The Riverside Press-Enterprise is the latest daily newspaper to suffer drastic cuts in their staff. Parent company A.H. Belo Corp announced the completion of a Voluntary Severance Offer (VSO) aimed at reducing staff at their three principal newspapers, including the Dallas Morning News and the Providence (R.I.) Journal. At least 120 employees at the Press-Enterprise will take their leave on Friday, September 12, according to a source at the paper who declined to be identified. A total of 412 employees at the three papers accepted the buyout offer, according to an A.H. Belo press release.
However, not enough P-E staff accepted the voluntary buyout, leaving about 30 jobs subject to layoffs in the coming weeks. According to a memo written by A.H. Belo Executive V.P. Jim Moroney, “[I]n order to reduce our workforce to the necessary levels we will implement an involuntary reduction in force in specific departments or work groups to be completed in mid-to-late October.” This cutback follows similar recent staff reductions at the Los Angeles Times and the Inland Valley Daily Bulletin and San Bernardino Sun.
The cuts come as A.H. Belo (a subsidiary of Belo Corp. of Dallas, Texas) tries to work its way out of a $3.2 million dollar net loss in the second quarter ending in June. Belo says the expense of the staff reductions will save them $2.4 million in expenses and will be recorded in the final quarter of 2008. Overall, the total cost of the VSO is estimated at $11.2 million.
The Press-Enterprise cuts will come from “the news, consumer sales, packaging and production departments (excluding pressroom)” according to the press release. In a Press-Enterprise article this past July which addressed the buyout issue, P-E editor Maria De Varenne commented that readers would see greater emphasis on local and community news and that their investigative reporting would continue. A phone call to De Varenne from the IE Weekly was not returned.
The cuts were met with dismay by those within the journalism industry. Bob Berger, a lecturer at the Annenberg School of Journalism at USC, said, “there will be regrets in news circles” over the Press-Enterprise cuts, due to the respect the paper has received over the course of its 130 years for exemplifying “journalistic vigor.”
Also alarmed but not surprised by the cuts is Tom Rosenstiel, director of the Project for Excellence in Journalism, a media research organization based in Washington D.C. In July the PEJ completed a report entitled “The Changing Newsroom,” in which they interviewed editors of newspapers across the country to see how each publication is dealing with declining fortunes.
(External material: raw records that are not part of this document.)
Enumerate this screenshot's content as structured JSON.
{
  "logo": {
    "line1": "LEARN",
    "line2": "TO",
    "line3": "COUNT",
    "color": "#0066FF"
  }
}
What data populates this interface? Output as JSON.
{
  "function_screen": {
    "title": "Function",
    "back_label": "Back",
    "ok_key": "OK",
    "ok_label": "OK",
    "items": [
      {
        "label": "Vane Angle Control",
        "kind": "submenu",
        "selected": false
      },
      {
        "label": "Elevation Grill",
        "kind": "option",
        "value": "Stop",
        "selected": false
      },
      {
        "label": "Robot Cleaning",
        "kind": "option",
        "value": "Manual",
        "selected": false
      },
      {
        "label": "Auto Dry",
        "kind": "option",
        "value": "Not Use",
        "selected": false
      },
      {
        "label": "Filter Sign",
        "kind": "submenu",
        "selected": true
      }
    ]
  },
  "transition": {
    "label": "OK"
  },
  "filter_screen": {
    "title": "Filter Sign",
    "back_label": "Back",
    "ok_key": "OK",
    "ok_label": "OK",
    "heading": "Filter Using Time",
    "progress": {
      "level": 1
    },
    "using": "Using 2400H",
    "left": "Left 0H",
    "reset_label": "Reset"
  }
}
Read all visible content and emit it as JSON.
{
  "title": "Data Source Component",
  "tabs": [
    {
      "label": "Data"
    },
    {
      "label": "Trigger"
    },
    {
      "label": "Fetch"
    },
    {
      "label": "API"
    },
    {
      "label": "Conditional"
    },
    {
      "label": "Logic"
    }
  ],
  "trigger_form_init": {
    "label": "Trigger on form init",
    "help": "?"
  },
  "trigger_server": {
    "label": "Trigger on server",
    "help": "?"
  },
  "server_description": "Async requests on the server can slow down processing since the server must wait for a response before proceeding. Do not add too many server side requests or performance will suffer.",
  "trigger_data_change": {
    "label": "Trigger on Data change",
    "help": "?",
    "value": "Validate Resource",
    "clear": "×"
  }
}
In an interview with the IE Weekly, Rosenstiel talked about the many troubles faced by newspapers in the Internet age, where changes in retailing and technology have given the industry a traumatizing one-two punch.
“You’re getting hit twice,” says Rosenstiel. “Once in the solar plexus and again in the gut. There has been a structural change in the revenue base.”
As circulation decreases and more people go online to receive their news, papers have found that advertisers have not followed, because online ads don’t have the same positive impact for their business. Some past cash generators for newspapers—like classified ads—have been almost completely wiped out by cyberspace competition. “Craigslist has had a devastating impact,” Rosenstiel says.
For the past 25 years newspapers have had more discretion in how they cut staff, with some publications stubbornly refusing to go along with the flow. That staunch opposition is no longer possible today, says Rosenstiel.
“You’re not just trimming back now—you’re cutting off a limb. You’re changing your mission, you’re changing your purpose, you’re narrowing your ambitions.”
The changing of missions has generally meant less foreign and national news in favor of locally based stories. Oddly, investigative reporting is still considered a valuable resource for most big dailies. “It’s good for the brand,” says Rosenstiel. But if a paper can find a way to cut something that can be easily outsourced, like a book or movie review, it will.
Where do the newspeople go, you ask? According to Rosenstiel, while some stay connected to the news industry by creating news blogs and doing their own citizen reporting, most have families to feed and are forced to look for work outside their chosen profession. Where the jettisoned P-E staff will go is anyone’s guess, but at least 30 others at the paper will have to make that same tough decision in the coming weeks when they, too, are cut loose.